Many analysts are calling for it to be the next target for activist shareholders, especially because its 23-year tenured CEO just retired. Speculation is that a big shareholder could push OXY to shed its international assets and focus on Texas and California. The company has the most acreage in California’s Monterey shale and is the top producer in Texas. A sale or spinoff the international business could fetch about $35 billion in proceeds, according to analyst estimates.
Additionally, OXY has all sorts of midstream and chemical refining assets that would fit perfectly in a tax-advantaged master limited partnership.
All in all, analysts predict that a break-up of OXY could be worth about $115 per share — about $25 higher than today’s selling price. It’s easy to see why Cooperman would be interested in Occidental and why he recently purchased more than 970,000 shares.
Cobalt International Energy
While Angola and the Gulf of Mexico may seem worlds apart, the two very different places will both drive future growth at Cobalt International Energy (CIE).
The E&P firm owns roughly 1.4 million gross undeveloped acres in the Gulf as well as more than 5.6 million gross undeveloped acres in Angola. That acreage has turned in some pretty impressive results with initial test wells and production. However, analysts — including Cooperman — believe that the market isn’t fully evaluating the potential of those huge tracts of land.
After all, if there is oil in one well, there’s usually oil right next to it. By that logic, Angola has reserves of more than 12.66 billion barrels of crude oil
That could mean that Cobalt is sitting on a virtual ocean of crude, and investors could be sitting on some nice gains. Price targets for CIE shares are about $15 higher than they currently are trading for.
Cooperman added 1 million shares of CIE during the quarter.
With founder and former CEO Tom Ward out at SandRidge Energy (SD), it’s a whole new ballgame.
Ward was criticized for using SandRidge as his own personal cash cow, while investors lost 80% since the company went public back in 2007. That led to his ouster, and now investors are once again able to focus strictly on the E&P firms prospects.
During the past few years, the company has begun to transition from a strictly natural-gas-focused company to one with broader energy ambitions. That includes adding acreage and exposure to both on- and offshore fields. Rising production at these new sites — like in the Mississippi Lime and the Gulf of Mexico — have helped bolster cash flows and reduce debt.
SandRidge is a turnaround story waiting to happen, and Cooperman has bet big on that happening. The hedge fund manager raised his stake in SD by more than 2 million shares this past quarter and now owns a whopping 26.5 million shares. Cooperman could make a mint off of SandRidge as estimates for its real value range anywhere from the $9 to $12 range — much higher than the current going price of $4.77.

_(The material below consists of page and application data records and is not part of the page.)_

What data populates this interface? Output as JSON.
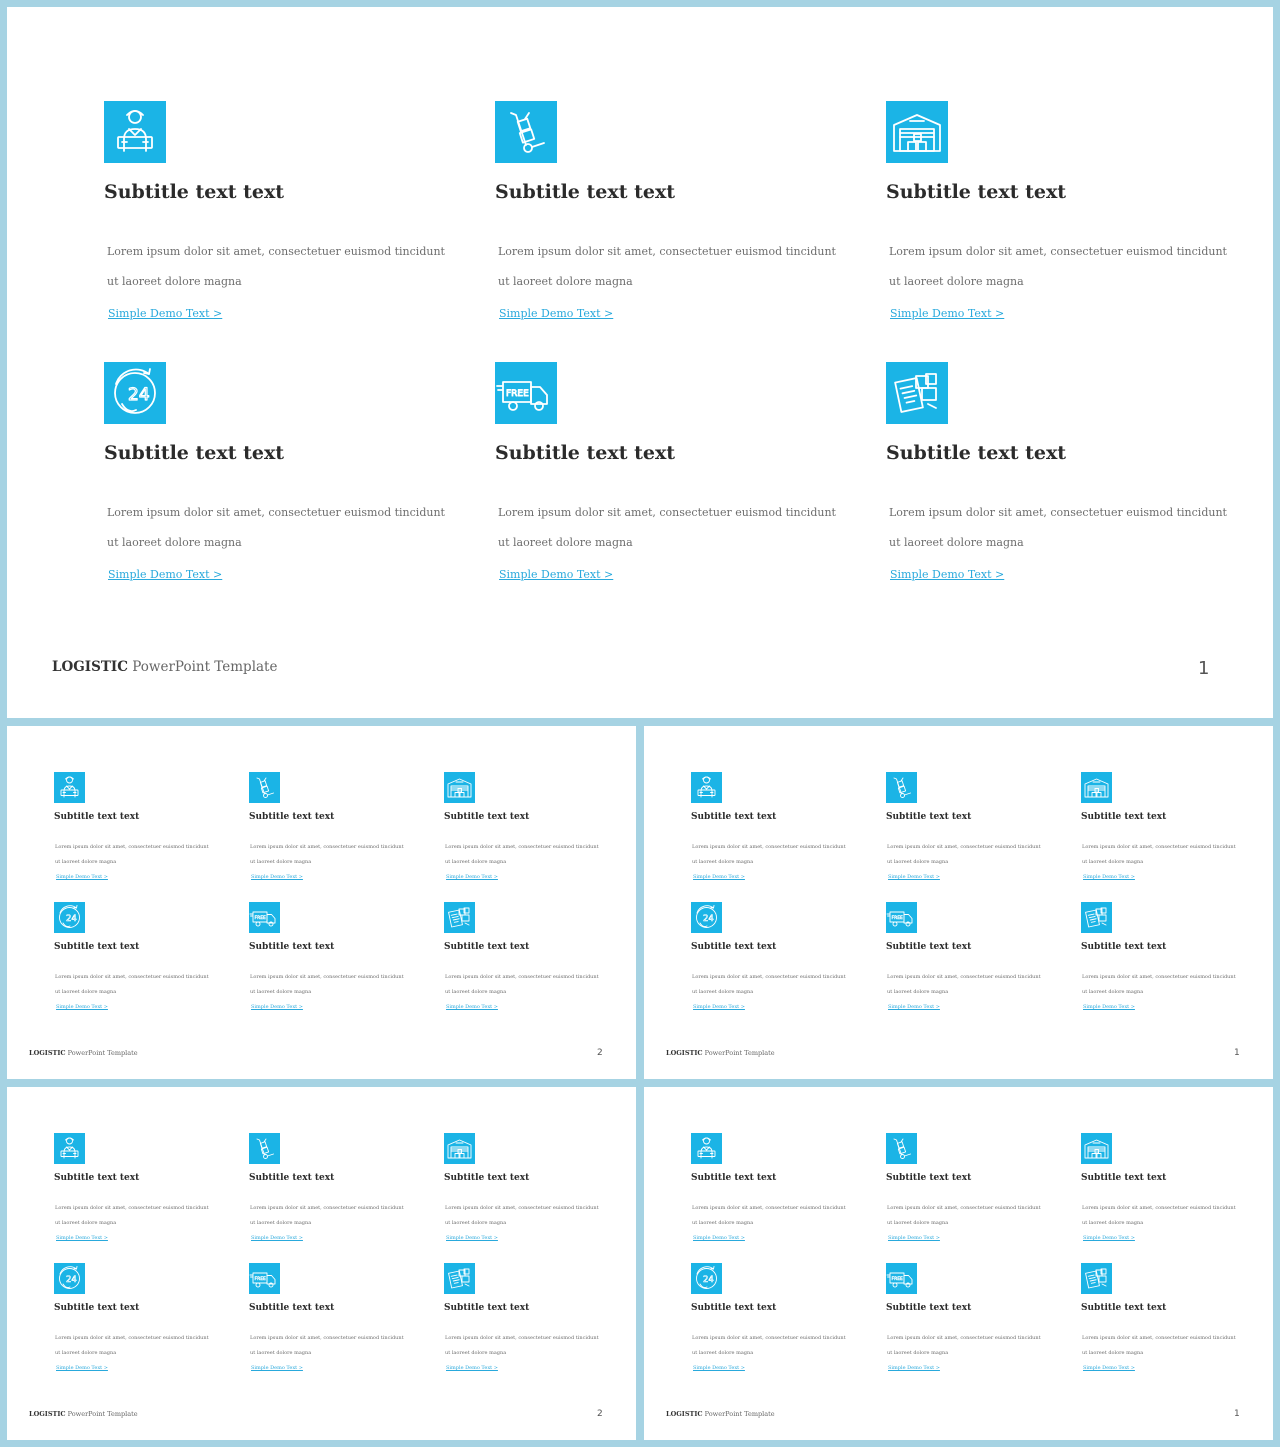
{
  "colors": {
    "accent": "#1bb4e6",
    "link": "#29a9dc",
    "frame": "#a6d3e3"
  },
  "cards": [
    {
      "icon": "delivery-man-icon",
      "subtitle": "Subtitle text text",
      "body_line1": "Lorem  ipsum  dolor  sit  amet,  consectetuer  euismod  tincidunt",
      "body_line2": "ut  laoreet  dolore  magna",
      "link": "Simple  Demo  Text  >"
    },
    {
      "icon": "hand-truck-icon",
      "subtitle": "Subtitle text text",
      "body_line1": "Lorem  ipsum  dolor  sit  amet,  consectetuer  euismod  tincidunt",
      "body_line2": "ut  laoreet  dolore  magna",
      "link": "Simple  Demo  Text  >"
    },
    {
      "icon": "warehouse-icon",
      "subtitle": "Subtitle text text",
      "body_line1": "Lorem  ipsum  dolor  sit  amet,  consectetuer  euismod  tincidunt",
      "body_line2": "ut  laoreet  dolore  magna",
      "link": "Simple  Demo  Text  >"
    },
    {
      "icon": "24-hour-service-icon",
      "subtitle": "Subtitle text text",
      "body_line1": "Lorem  ipsum  dolor  sit  amet,  consectetuer  euismod  tincidunt",
      "body_line2": "ut  laoreet  dolore  magna",
      "link": "Simple  Demo  Text  >"
    },
    {
      "icon": "free-delivery-truck-icon",
      "subtitle": "Subtitle text text",
      "body_line1": "Lorem  ipsum  dolor  sit  amet,  consectetuer  euismod  tincidunt",
      "body_line2": "ut  laoreet  dolore  magna",
      "link": "Simple  Demo  Text  >"
    },
    {
      "icon": "clipboard-boxes-icon",
      "subtitle": "Subtitle text text",
      "body_line1": "Lorem  ipsum  dolor  sit  amet,  consectetuer  euismod  tincidunt",
      "body_line2": "ut  laoreet  dolore  magna",
      "link": "Simple  Demo  Text  >"
    }
  ],
  "footer": {
    "brand": "LOGISTIC",
    "rest": " PowerPoint Template"
  },
  "slides": [
    {
      "page": "1"
    },
    {
      "page": "2"
    },
    {
      "page": "1"
    },
    {
      "page": "2"
    },
    {
      "page": "1"
    }
  ]
}
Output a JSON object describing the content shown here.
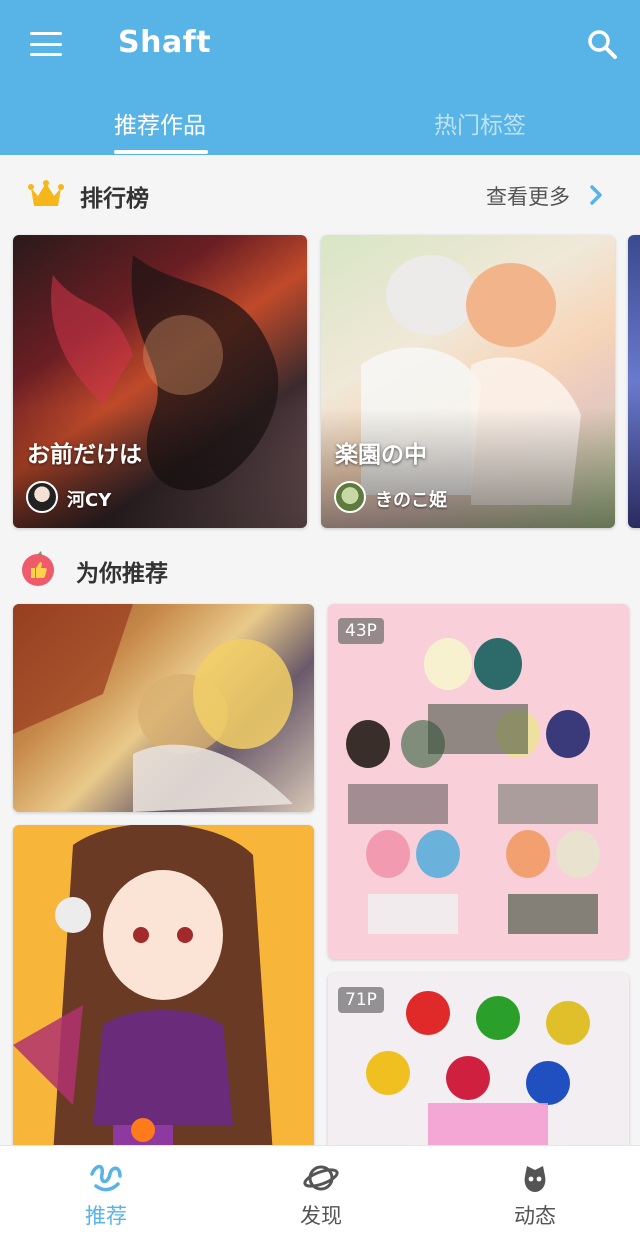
{
  "app": {
    "title": "Shaft",
    "accent_color": "#58b4e6"
  },
  "tabs": [
    {
      "label": "推荐作品",
      "active": true
    },
    {
      "label": "热门标签",
      "active": false
    }
  ],
  "ranking": {
    "title": "排行榜",
    "more_label": "查看更多",
    "icon": "crown-icon",
    "cards": [
      {
        "title": "お前だけは",
        "author": "河CY"
      },
      {
        "title": "楽園の中",
        "author": "きのこ姫"
      }
    ]
  },
  "recommend": {
    "title": "为你推荐",
    "icon": "thumbs-up-icon",
    "cards": [
      {
        "pages": ""
      },
      {
        "pages": ""
      },
      {
        "pages": "43P"
      },
      {
        "pages": "71P"
      }
    ]
  },
  "bottom_nav": [
    {
      "label": "推荐",
      "icon": "recommend-icon",
      "active": true
    },
    {
      "label": "发现",
      "icon": "planet-icon",
      "active": false
    },
    {
      "label": "动态",
      "icon": "feed-icon",
      "active": false
    }
  ]
}
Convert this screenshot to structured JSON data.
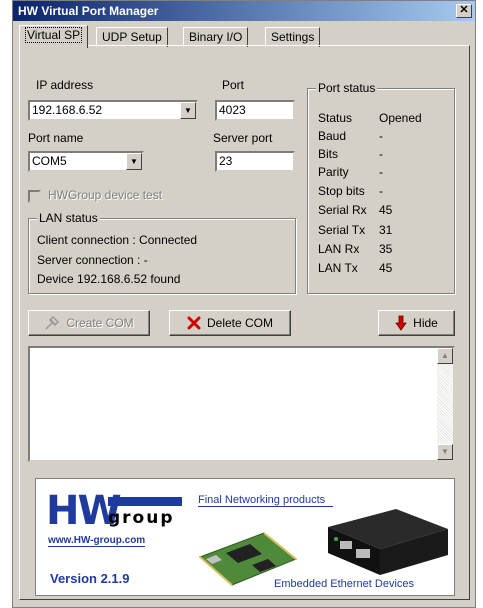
{
  "window": {
    "title": "HW Virtual Port Manager",
    "close_glyph": "✕"
  },
  "tabs": [
    {
      "label": "Virtual SP"
    },
    {
      "label": "UDP Setup"
    },
    {
      "label": "Binary I/O"
    },
    {
      "label": "Settings"
    }
  ],
  "form": {
    "ip_label": "IP address",
    "ip_value": "192.168.6.52",
    "port_label": "Port",
    "port_value": "4023",
    "port_name_label": "Port name",
    "port_name_value": "COM5",
    "server_port_label": "Server port",
    "server_port_value": "23",
    "device_test_label": "HWGroup device test",
    "device_test_checked": false
  },
  "lan_status": {
    "title": "LAN status",
    "lines": [
      "Client connection  : Connected",
      "Server connection : -",
      "Device 192.168.6.52 found"
    ]
  },
  "port_status": {
    "title": "Port status",
    "rows": [
      {
        "label": "Status",
        "value": "Opened"
      },
      {
        "label": "Baud",
        "value": "-"
      },
      {
        "label": "Bits",
        "value": "-"
      },
      {
        "label": "Parity",
        "value": "-"
      },
      {
        "label": "Stop bits",
        "value": "-"
      },
      {
        "label": "Serial Rx",
        "value": "45"
      },
      {
        "label": "Serial Tx",
        "value": "31"
      },
      {
        "label": "LAN Rx",
        "value": "35"
      },
      {
        "label": "LAN Tx",
        "value": "45"
      }
    ]
  },
  "buttons": {
    "create_com": "Create COM",
    "delete_com": "Delete COM",
    "hide": "Hide"
  },
  "banner": {
    "logo_letters": "HW",
    "logo_group": "group",
    "website": "www.HW-group.com",
    "headline": "Final Networking products",
    "version": "Version 2.1.9",
    "tagline": "Embedded Ethernet Devices"
  },
  "colors": {
    "titlebar": "#0a246a",
    "logo_blue": "#1f3b9e",
    "delete_icon": "#d00000",
    "hide_icon": "#d00000"
  }
}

As of this writing, Aaron Levitt did not hold a position in any of the aforementioned securities.